• [REQUIRED ACTION]
Your copy should match the records exactly, except that it contains no pictures.

[Website and app data records]
= = = = = = =

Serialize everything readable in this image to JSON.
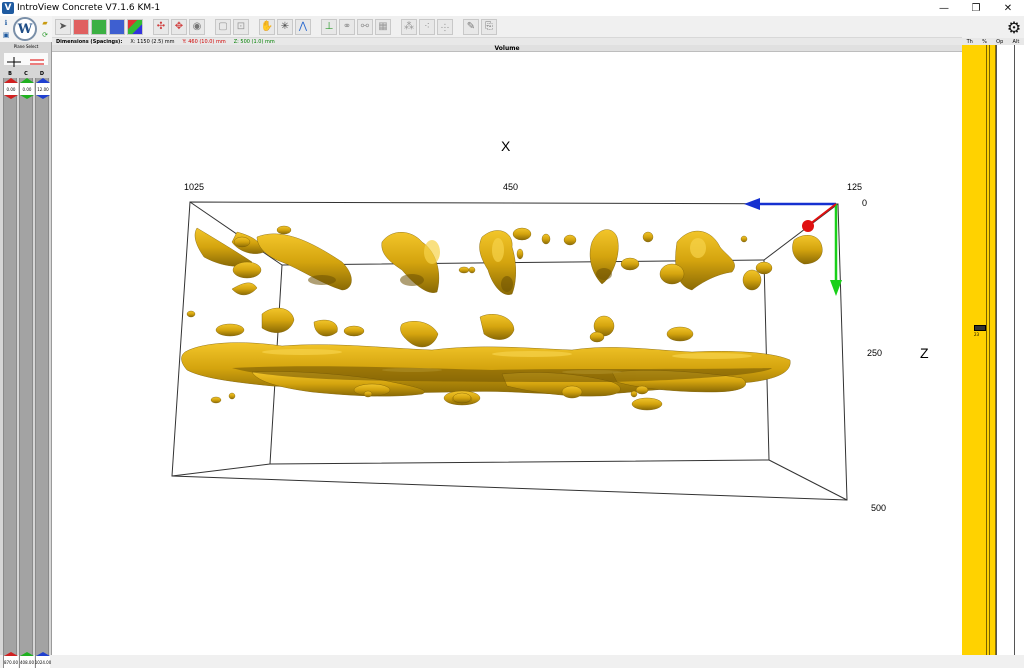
{
  "window": {
    "title": "IntroView Concrete V7.1.6   KM-1",
    "minimize": "—",
    "restore": "❐",
    "close": "✕"
  },
  "info": {
    "label": "Dimensions (Spacings):",
    "x": "X: 1150 (2.5) mm",
    "y": "Y: 460 (10.0) mm",
    "z": "Z: 500 (1.0) mm"
  },
  "view_title": "Volume",
  "left_panel": {
    "plane_label": "Plane Select",
    "columns": [
      "B",
      "C",
      "D"
    ],
    "top_values": [
      "0.00",
      "0.00",
      "12.00"
    ],
    "bottom_values": [
      "870.00",
      "408.00",
      "1024.00"
    ]
  },
  "right_panel": {
    "headers": [
      "Th",
      "%",
      "Op",
      "Alt"
    ],
    "slider_value": "23"
  },
  "volume": {
    "axis_x_label": "X",
    "axis_z_label": "Z",
    "x_ticks": [
      "1025",
      "450",
      "125"
    ],
    "z_ticks": [
      "0",
      "250",
      "500"
    ],
    "colors": {
      "isosurface": "#d8a90f",
      "isosurface_dark": "#8a6a05",
      "axis_x": "#1530d0",
      "axis_y": "#e01010",
      "axis_z": "#19d019"
    }
  }
}
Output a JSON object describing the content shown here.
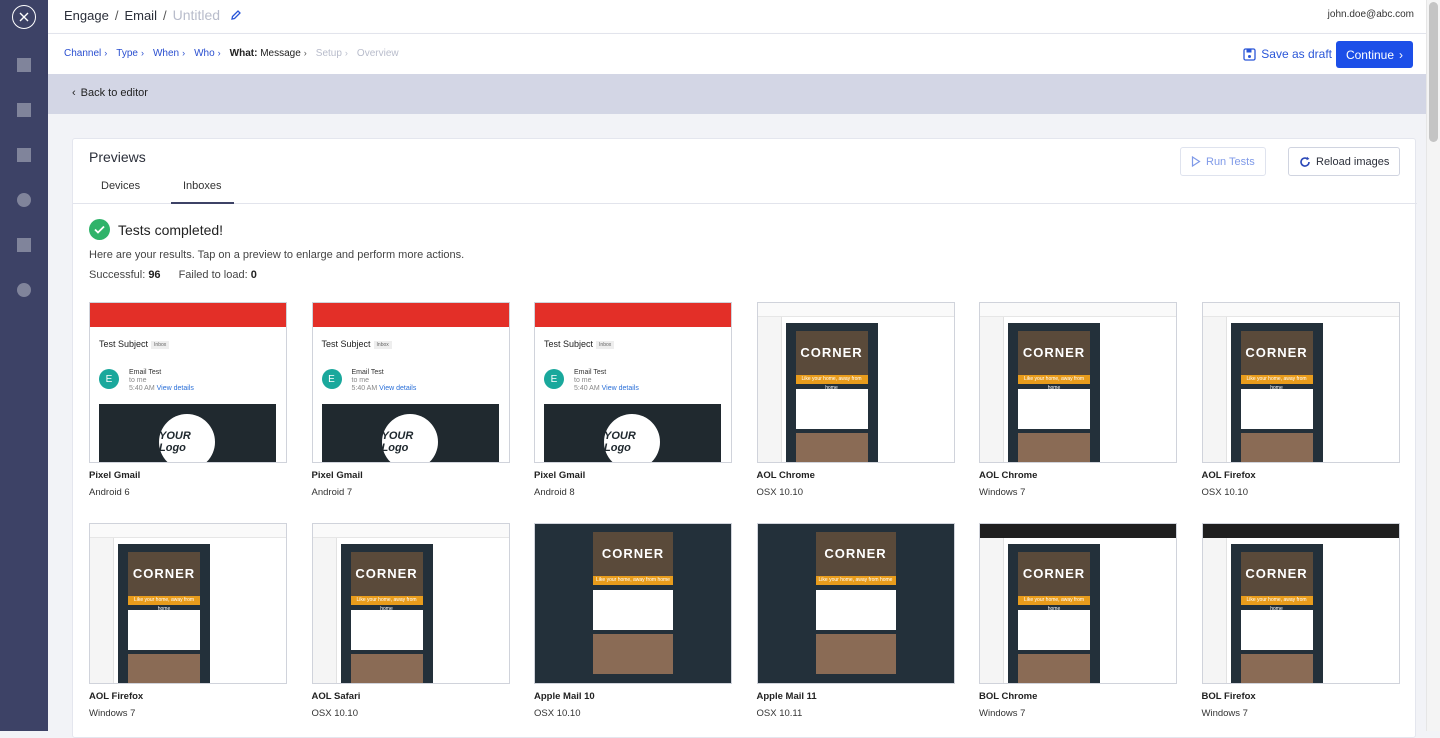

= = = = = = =

• [OUTPUT BELOW]
Serialize everything readable in this image to JSON.
{
  "window": {
    "title": "IntroView Concrete V7.1.6   KM-1",
    "minimize": "—",
    "restore": "❐",
    "close": "✕"
  },
  "info": {
    "label": "Dimensions (Spacings):",
    "x": "X: 1150 (2.5) mm",
    "y": "Y: 460 (10.0) mm",
    "z": "Z: 500 (1.0) mm"
  },
  "view_title": "Volume",
  "left_panel": {
    "plane_label": "Plane Select",
    "columns": [
      "B",
      "C",
      "D"
    ],
    "top_values": [
      "0.00",
      "0.00",
      "12.00"
    ],
    "bottom_values": [
      "870.00",
      "408.00",
      "1024.00"
    ]
  },
  "right_panel": {
    "headers": [
      "Th",
      "%",
      "Op",
      "Alt"
    ],
    "slider_value": "23"
  },
  "volume": {
    "axis_x_label": "X",
    "axis_z_label": "Z",
    "x_ticks": [
      "1025",
      "450",
      "125"
    ],
    "z_ticks": [
      "0",
      "250",
      "500"
    ],
    "colors": {
      "isosurface": "#d8a90f",
      "isosurface_dark": "#8a6a05",
      "axis_x": "#1530d0",
      "axis_y": "#e01010",
      "axis_z": "#19d019"
    }
  }
}
Output a JSON object describing the content shown here.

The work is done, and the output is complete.